Flickr is an easy to use social medium and tool that enables Internet users to interact with pictures. Much like the social media seen in websites like Facebook and Twitter, Flickr is a website that is structured through Yahoo! and only requires an easily accessible and commonly used Yahoo! account. The content and usability of Flicker is user friendly and self-explanatory. I was exceptionally impressed by the ease in editing captions and tags.They are easily edited by clicking on the actual text which brings up a cursor to re-type.Uploading the pictures was also simple as our group was able to upload the pictures from Sydney’s computer desktop to the site itself. The tags in our slideshow can help users of Flickr find photos by searching Grand Theft Auto themes. Although the game itself is popular, other examples like Star Wars, Star Trek, and Lord of the Rings contain a much larger fan base of creating user generated content.
However, one can find a few examples such as ours.
Flickr is absolutely an effective tool in creating user-generated content and sharing that content with others. This past summer, my mother and my sister were using the Internet to help plan for my sister’s wedding. Besides using e-mail for obvious reasons, both my mother and sister used Flickr and sights like it to find wedding pictures that Flickr users have uploaded. These pictures include examples of trendy fashions and show examples of good and bad designs of wedding outfits of the bridal and groom parties. An example shown below is a picture of the outdoor gazebo where my sister got married. She was able to use this photo as a means of getting a picture of what her wedding day might be like at Woodlawn Manor.
This picture is of her husband standing in front of the same gazebo from Woodlawn Manor.
Rebecca Blood’s standpoint on the use of Flickr identifies the rising concept of photojournalism. I like to think that the way Blood illustrates the idea of using tags in Flickr is like using the hashtag in Twitter. She provides an example of the power of photojournalism. Footage of the French employment riots provides internet users with breaking news. Once word got around about these riots, one could search on Flickr and find eyewitnesses views of the action.
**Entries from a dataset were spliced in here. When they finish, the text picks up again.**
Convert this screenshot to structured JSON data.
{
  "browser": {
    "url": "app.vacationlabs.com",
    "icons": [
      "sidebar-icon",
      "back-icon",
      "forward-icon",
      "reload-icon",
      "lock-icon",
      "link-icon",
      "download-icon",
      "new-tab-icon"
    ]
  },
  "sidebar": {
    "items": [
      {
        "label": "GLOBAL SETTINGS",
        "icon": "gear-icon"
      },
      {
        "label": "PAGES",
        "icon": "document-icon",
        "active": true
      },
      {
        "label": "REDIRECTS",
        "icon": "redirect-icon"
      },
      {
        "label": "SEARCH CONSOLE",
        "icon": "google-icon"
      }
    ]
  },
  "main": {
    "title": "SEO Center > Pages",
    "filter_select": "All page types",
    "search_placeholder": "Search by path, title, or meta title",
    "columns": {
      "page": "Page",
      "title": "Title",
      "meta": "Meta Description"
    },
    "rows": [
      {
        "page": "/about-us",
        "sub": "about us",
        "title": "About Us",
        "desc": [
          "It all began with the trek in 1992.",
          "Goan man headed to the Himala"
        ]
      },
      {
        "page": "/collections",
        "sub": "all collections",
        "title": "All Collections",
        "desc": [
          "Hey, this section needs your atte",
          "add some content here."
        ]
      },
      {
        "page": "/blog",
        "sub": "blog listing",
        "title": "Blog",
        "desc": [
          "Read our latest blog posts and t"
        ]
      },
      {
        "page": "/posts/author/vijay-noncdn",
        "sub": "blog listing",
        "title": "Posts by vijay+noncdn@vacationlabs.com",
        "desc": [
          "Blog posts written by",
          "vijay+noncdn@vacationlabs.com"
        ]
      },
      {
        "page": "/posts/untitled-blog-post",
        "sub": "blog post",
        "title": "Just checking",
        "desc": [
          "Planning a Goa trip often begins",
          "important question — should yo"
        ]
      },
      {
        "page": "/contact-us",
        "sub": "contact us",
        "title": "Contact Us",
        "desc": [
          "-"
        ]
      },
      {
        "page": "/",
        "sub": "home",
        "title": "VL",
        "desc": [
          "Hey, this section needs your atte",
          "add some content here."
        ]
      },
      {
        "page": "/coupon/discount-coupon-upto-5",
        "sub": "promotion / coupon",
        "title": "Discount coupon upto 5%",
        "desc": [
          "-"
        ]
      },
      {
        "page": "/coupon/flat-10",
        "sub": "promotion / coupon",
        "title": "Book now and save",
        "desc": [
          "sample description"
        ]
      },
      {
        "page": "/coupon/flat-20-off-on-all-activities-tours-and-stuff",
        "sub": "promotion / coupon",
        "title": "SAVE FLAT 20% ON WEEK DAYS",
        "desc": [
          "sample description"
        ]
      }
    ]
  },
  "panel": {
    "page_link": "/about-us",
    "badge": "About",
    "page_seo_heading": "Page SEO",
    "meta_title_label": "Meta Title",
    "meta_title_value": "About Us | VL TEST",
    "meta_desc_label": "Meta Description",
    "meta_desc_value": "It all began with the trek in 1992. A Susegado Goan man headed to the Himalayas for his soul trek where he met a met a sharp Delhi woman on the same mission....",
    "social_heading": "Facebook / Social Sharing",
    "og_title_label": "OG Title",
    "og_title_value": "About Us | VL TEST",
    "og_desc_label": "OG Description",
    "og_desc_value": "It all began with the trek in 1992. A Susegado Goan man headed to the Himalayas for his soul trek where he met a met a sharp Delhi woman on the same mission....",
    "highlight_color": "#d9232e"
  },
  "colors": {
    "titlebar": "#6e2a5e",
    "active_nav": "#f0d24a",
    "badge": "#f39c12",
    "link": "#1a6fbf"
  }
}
While these photos can be found in the interesting category of Flickr photos, my sister could find ideas related to her wedding. The interesting photos provides the latest trends. However, I felt as though while the slideshows created by my fellow classmates told fictional stories and that they could be interpreted as ideas of photojournalism, these slideshows can also be used for fun in creating stories and providing fan support for our interests like our group found commonly in playing Grand Theft Auto video games.